Known for its “Relevance Engine” that attempts to bring some human intelligence and brain power to incoming calls, the Ottawa-based Iotum’s app is about as close to a click-and-call service as one can get on Facebook.
Setting up a free conference call (which can consist of as few as two participants) takes about 30 seconds. And participants are reminded via SMS on their cell phone of the conference and the number to call.
Unlike typical conference calling services, there’s no need to enter a pin or room number as entry into a conference is determined via caller ID (or a keyed phone number in the event the CID is not recognized).
If a participant is on certain Nokia phones or an Apple iPhone, simply “clicking” on the number in the SMS puts him or her right into the conference. A small viewer embedded in Facebook can shows all the invitees to the conference, with those in attendance flagged.
It’s quite painless, and very slick.
In what was billed as a “historic” conference call by its organizer Moshe Maeir of the Flat Planet Phone Company, Alec Saunders and Howard Thaw of Iotum and a group of some six telecom pundits participated in the first public Facebook teleconference Wednesday afternoon.
With the exception of a disconnection apparently caused by a Facebook glitch, the call went off with nary a hitch.
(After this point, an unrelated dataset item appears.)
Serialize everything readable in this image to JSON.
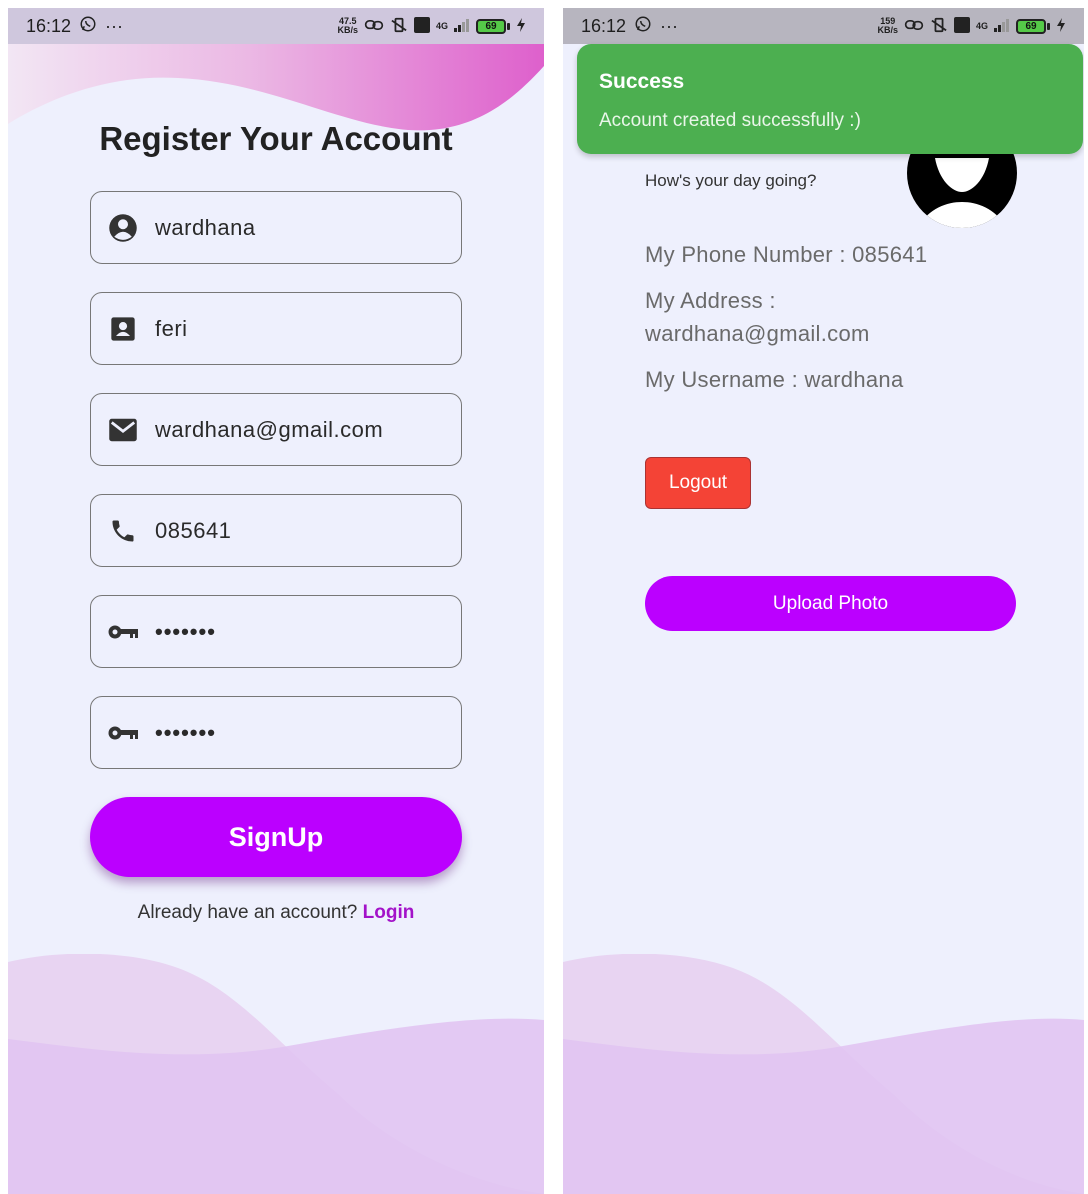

All participants, including Jim Courtney of Skype Journal and Gary Kim of IP Business and Fat Pipe, appeared to agree that Iotum’s efforts to blend social networking and voice communications holds significant merit.
Saunders and Thaw assured us that there would be significant additions to the service in short order, including the ability for a call moderator to exercise conference controls, integration into personal contact and calendar utilities and methods allowing non-Facebook members to participate.